_What needs to be done:_ Exact copy, no pictures: set down every entry below as written.

_Exercise data:_
######

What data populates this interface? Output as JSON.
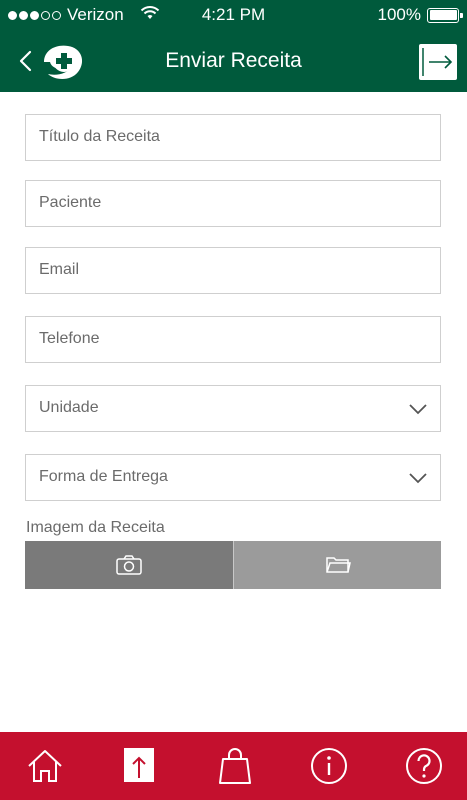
{
  "status_bar": {
    "carrier": "Verizon",
    "time": "4:21 PM",
    "battery": "100%",
    "signal_strength": 3
  },
  "nav": {
    "title": "Enviar Receita",
    "back_icon": "chevron-left-icon",
    "logo_icon": "pharmacy-cross-logo",
    "logout_icon": "logout-arrow-icon"
  },
  "form": {
    "fields": [
      {
        "placeholder": "Título da Receita"
      },
      {
        "placeholder": "Paciente"
      },
      {
        "placeholder": "Email"
      },
      {
        "placeholder": "Telefone"
      }
    ],
    "selects": [
      {
        "value": "Unidade"
      },
      {
        "value": "Forma de Entrega"
      }
    ],
    "image_label": "Imagem da Receita",
    "image_buttons": [
      "camera-icon",
      "folder-icon"
    ]
  },
  "tab_bar": {
    "tabs": [
      "home-icon",
      "upload-icon",
      "shopping-bag-icon",
      "info-icon",
      "help-icon"
    ],
    "active": 1
  },
  "colors": {
    "brand_green": "#005a3c",
    "tab_red": "#c4102e",
    "camera_button": "#7a7a7a",
    "folder_button": "#9b9b9b"
  }
}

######

_Exercise result:_
What data populates this interface? Output as JSON.
{
  "status_bar": {
    "carrier": "Verizon",
    "time": "4:21 PM",
    "battery": "100%",
    "signal_strength": 3
  },
  "nav": {
    "title": "Enviar Receita",
    "back_icon": "chevron-left-icon",
    "logo_icon": "pharmacy-cross-logo",
    "logout_icon": "logout-arrow-icon"
  },
  "form": {
    "fields": [
      {
        "placeholder": "Título da Receita"
      },
      {
        "placeholder": "Paciente"
      },
      {
        "placeholder": "Email"
      },
      {
        "placeholder": "Telefone"
      }
    ],
    "selects": [
      {
        "value": "Unidade"
      },
      {
        "value": "Forma de Entrega"
      }
    ],
    "image_label": "Imagem da Receita",
    "image_buttons": [
      "camera-icon",
      "folder-icon"
    ]
  },
  "tab_bar": {
    "tabs": [
      "home-icon",
      "upload-icon",
      "shopping-bag-icon",
      "info-icon",
      "help-icon"
    ],
    "active": 1
  },
  "colors": {
    "brand_green": "#005a3c",
    "tab_red": "#c4102e",
    "camera_button": "#7a7a7a",
    "folder_button": "#9b9b9b"
  }
}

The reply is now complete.